That’s how bill SB 296 was born. The bill was written to reinforce Utah’s longstanding anti discrimination legislation that protected citizens from discrimination based on gender, age, race and religion. With SB 296 the existing laws now included sexual orientation and gender identity. The bill faced an onslaught of political and public opposition but SB 296 secured the sponsorship of Republican State Senator Steve Urquhart and bi-partisan support. In an unprecedented move, the LDS church endorsed SB 296 and it was passed in January of 2015. Equality Utah had successfully collaborated with conservative Utahns to make people’s lives safer.

Utah State Capitol in Salt Lake City. Photo: Kelby Vera.

“I don’t know if they trusted us, I don’t know if we trusted them, but you have to take a leap of faith and it really was one of the coolest experiences of my life.”

Williams makes a perfect peacekeeper for the unique culture of Salt Lake City. Growing up in an LDS family in Eugene Oregon, Williams remembers learning the church’s strict teachings against homosexuality early on. Just as early, he remembers have feelings for other boys. “At 8 I remember thinking ‘why can’t two boys get married?’ To me, that was just a natural thing.” The conflicted confused him, but Williams’ faith in the church continued.

“I bought into the Mormon line that it’s something that you feel, not something that you are. It’s a verb not a noun.”

He grew up and at 18, Williams embarked on his “mission”. In the LDS Church one’s “mission” is when young men and women are called to serve their religion abroad for about two years. It is seen as a huge rite of passage into Mormon adulthood.

His time serving in England was rewarding but he returned home filled with unanswered questions about his faith and sexuality. After his mission, Williams moved to Utah and doubled-down in his conservative views. He hoped that with time and discipline his queerness could disappear.

Around this time he joined the Utah Eagle Forum, a conservative “pro-family” organization. There he met conservative activist and talk radio host Gayle Ruzicka who introduced him to the ins and outs of politics from a conservative perspective. Ironically, the skills he learned with the Eagle Forum would be essential to his success with Equality Utah.

“She was my mentor. She taught me how bills were passed and how to lobby, how you actually testify in committee hearings. She taught me all of that.”

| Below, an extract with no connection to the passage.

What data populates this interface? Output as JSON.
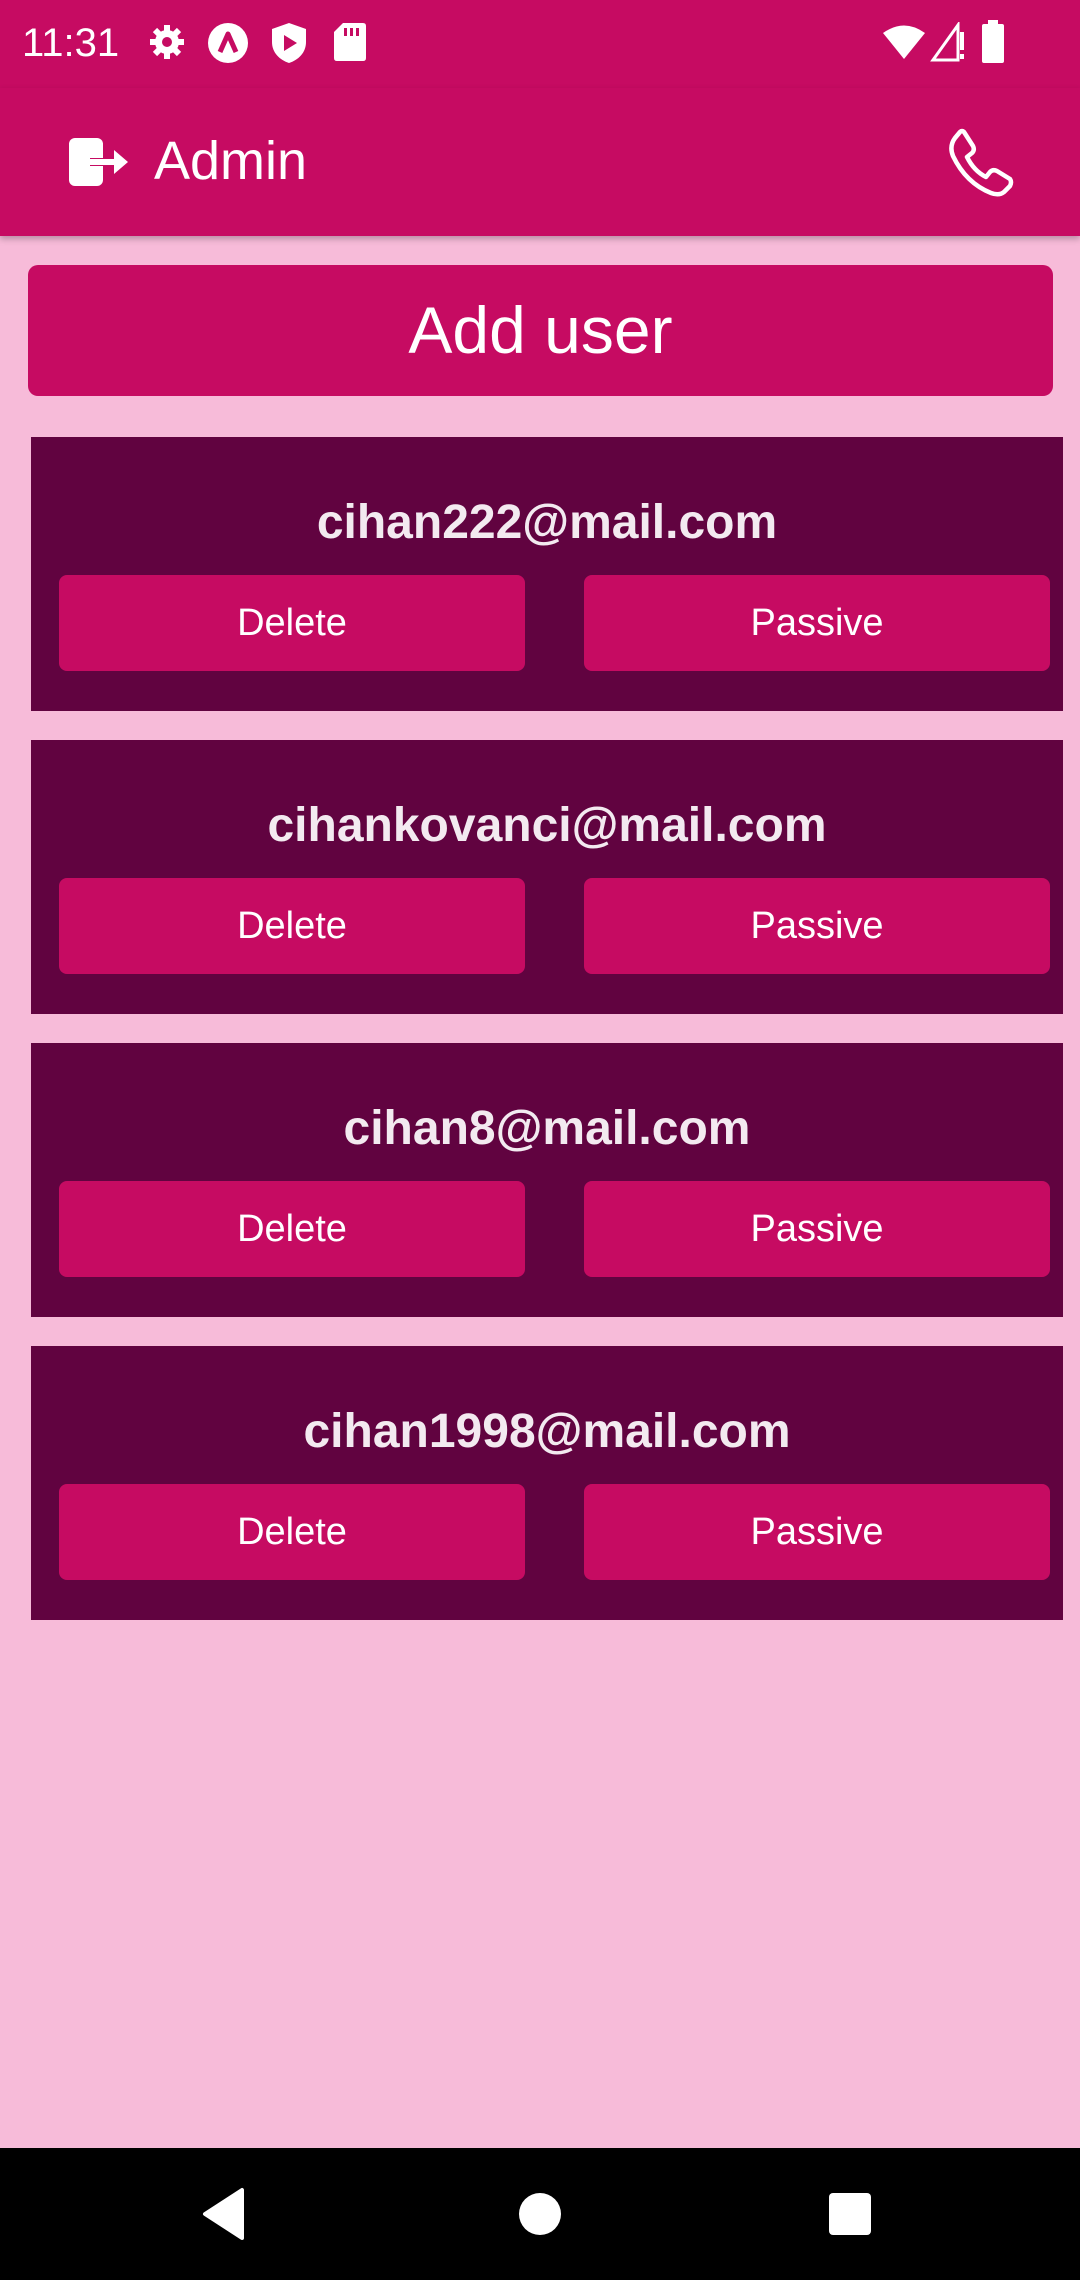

At the same time, his faith was shifting. Williams was beginning to question some of the historical anomalies of the LDS religion. The more he learned about polygamy, the more it didn’t square with what he was taught in seminary and shared during his mission. Embracing his identity as a gay man, Williams’ political allegiances swung from far-right to the left. Before long, he was an outspoken LGBTQ activist.

“There was a year where I was arrested [for my activism] and the next year I’m actually working with the LDS church to pass this bill. It was kind of mind blowing.”

A proud Williams leads Equality Utah in its battle for justice. Photo: Kelby Vera.

Williams’ journey has taken him away from the LDS church but the church left a unique mark in his life.

“[The church] taught me how to be a missionary. Knocking on doors of people who don’t want me there and you go in and testify your truth anyway. I’m just taking all the lessons they taught me and now I move forward as a gay missionary and queer pioneer.”